Pick every line from the data below that contains the string "your" and copy it.

※

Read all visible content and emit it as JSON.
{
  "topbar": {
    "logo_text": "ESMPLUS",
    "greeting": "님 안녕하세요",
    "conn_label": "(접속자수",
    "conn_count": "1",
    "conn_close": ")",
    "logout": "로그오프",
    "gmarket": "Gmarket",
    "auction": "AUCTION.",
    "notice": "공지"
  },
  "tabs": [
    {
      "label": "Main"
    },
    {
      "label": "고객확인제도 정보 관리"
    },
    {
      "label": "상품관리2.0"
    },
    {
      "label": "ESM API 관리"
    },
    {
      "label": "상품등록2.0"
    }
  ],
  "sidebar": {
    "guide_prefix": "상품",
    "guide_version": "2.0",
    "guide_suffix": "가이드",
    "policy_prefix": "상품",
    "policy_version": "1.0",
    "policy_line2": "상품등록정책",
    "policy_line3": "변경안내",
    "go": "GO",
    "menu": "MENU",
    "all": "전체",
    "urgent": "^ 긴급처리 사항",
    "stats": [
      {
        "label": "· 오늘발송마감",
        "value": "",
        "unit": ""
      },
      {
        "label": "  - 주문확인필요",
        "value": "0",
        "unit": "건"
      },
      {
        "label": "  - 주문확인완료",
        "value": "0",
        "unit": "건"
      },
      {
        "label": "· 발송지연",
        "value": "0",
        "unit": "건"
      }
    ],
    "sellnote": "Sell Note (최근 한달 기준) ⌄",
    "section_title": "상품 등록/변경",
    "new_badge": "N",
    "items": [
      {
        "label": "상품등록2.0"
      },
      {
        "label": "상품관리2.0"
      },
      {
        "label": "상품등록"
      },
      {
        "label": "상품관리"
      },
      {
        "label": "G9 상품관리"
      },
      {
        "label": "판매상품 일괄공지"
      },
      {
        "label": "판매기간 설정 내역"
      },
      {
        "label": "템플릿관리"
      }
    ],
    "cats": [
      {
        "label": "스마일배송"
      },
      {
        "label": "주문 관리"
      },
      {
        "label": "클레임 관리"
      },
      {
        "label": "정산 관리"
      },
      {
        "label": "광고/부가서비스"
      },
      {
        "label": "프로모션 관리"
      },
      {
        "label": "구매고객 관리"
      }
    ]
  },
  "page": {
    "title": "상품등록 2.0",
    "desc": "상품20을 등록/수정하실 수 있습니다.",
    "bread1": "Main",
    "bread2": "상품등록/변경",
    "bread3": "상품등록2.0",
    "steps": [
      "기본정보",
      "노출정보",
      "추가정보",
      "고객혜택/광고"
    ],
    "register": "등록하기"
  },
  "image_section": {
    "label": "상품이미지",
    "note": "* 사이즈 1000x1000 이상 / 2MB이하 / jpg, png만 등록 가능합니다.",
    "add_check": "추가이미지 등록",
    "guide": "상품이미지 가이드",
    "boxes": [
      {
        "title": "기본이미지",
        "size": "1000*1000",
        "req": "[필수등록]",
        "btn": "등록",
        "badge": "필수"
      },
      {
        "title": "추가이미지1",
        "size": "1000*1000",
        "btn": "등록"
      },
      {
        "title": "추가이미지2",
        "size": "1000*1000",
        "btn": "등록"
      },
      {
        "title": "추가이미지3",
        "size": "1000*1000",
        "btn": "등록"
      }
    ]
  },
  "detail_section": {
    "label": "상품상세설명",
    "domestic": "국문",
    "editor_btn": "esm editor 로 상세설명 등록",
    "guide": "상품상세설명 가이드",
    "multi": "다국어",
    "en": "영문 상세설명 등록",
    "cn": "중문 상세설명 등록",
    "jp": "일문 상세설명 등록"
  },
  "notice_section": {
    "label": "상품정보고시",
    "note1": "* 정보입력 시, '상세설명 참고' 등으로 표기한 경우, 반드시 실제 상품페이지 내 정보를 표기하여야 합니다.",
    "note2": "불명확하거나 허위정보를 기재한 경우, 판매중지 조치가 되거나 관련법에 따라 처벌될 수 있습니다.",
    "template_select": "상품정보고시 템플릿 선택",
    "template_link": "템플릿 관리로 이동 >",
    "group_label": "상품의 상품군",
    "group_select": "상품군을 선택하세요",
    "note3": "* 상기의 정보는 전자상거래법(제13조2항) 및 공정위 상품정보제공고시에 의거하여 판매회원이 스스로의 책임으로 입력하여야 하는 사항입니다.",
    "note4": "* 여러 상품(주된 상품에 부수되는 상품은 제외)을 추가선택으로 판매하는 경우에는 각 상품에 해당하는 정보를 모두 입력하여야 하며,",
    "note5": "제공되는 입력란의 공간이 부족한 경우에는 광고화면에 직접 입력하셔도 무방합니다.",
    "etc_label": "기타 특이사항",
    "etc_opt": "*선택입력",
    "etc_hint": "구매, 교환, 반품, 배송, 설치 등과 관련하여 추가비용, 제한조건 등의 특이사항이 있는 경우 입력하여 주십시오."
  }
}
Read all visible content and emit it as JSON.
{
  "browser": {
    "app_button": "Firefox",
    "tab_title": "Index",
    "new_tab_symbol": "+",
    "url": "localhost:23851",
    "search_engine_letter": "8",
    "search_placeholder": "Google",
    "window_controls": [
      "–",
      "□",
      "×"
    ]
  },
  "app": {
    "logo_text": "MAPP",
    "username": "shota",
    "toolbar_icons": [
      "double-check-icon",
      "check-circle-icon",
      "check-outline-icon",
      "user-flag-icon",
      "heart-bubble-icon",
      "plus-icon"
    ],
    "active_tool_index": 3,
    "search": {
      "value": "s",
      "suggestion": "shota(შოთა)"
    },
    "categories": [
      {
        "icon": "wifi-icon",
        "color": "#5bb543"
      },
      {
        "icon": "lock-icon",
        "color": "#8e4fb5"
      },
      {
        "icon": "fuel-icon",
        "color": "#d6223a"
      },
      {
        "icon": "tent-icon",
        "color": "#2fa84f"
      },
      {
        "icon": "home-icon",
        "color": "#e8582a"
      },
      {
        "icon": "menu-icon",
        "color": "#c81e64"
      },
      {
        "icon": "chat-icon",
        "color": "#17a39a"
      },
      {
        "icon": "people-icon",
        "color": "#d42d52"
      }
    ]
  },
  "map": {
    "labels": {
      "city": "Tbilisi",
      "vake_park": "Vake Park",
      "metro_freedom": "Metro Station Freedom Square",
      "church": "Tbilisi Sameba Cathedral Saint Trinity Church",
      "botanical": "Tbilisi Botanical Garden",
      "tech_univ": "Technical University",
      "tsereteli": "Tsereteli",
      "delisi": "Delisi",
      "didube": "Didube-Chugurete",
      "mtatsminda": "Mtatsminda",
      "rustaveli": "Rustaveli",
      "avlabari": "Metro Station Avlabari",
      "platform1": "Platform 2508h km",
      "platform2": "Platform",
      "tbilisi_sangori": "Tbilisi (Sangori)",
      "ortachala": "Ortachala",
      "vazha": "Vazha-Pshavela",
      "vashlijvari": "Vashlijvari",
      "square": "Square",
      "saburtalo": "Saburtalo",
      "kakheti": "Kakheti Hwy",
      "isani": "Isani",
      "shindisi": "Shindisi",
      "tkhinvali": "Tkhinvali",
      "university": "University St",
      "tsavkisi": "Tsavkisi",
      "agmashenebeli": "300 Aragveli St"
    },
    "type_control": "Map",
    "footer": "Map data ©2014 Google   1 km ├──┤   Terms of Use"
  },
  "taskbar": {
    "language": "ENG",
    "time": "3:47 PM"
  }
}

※

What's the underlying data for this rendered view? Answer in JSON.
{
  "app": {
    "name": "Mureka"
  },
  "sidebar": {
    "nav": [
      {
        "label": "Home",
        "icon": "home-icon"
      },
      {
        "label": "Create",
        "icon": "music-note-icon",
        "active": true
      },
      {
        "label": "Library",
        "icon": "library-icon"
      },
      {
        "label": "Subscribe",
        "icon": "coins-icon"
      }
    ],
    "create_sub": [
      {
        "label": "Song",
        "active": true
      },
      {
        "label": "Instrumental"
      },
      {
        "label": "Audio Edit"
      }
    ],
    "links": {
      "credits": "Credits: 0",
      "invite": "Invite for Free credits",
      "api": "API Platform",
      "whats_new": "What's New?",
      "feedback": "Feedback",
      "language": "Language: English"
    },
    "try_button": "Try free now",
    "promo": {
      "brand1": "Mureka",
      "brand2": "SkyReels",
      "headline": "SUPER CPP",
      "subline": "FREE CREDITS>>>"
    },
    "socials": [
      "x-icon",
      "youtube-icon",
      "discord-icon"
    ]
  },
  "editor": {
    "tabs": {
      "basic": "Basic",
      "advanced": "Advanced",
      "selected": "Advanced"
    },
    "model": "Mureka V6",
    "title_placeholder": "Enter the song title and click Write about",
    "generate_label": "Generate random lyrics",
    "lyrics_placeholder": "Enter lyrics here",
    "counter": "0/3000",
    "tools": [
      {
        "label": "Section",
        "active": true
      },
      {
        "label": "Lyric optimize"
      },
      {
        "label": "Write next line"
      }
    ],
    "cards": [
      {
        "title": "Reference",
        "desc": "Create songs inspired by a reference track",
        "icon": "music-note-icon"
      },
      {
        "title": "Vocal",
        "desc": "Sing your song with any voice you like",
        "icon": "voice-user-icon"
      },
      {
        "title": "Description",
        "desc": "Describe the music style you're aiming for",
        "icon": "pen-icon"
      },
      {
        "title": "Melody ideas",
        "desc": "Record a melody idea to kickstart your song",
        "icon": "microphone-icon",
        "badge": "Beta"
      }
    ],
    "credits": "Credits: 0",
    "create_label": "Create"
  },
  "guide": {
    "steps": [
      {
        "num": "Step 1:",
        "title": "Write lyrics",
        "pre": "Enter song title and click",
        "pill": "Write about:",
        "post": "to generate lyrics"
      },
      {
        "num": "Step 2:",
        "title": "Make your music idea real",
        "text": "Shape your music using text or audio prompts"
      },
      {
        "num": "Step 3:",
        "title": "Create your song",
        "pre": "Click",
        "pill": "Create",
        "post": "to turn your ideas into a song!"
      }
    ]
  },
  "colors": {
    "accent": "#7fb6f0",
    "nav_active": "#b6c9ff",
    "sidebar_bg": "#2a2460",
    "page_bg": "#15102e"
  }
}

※

- **Output**
        "desc": "Sing your song with any voice you like",
        "desc": "Record a melody idea to kickstart your song",
        "title": "Make your music idea real",
        "text": "Shape your music using text or audio prompts"
        "title": "Create your song",
        "post": "to turn your ideas into a song!"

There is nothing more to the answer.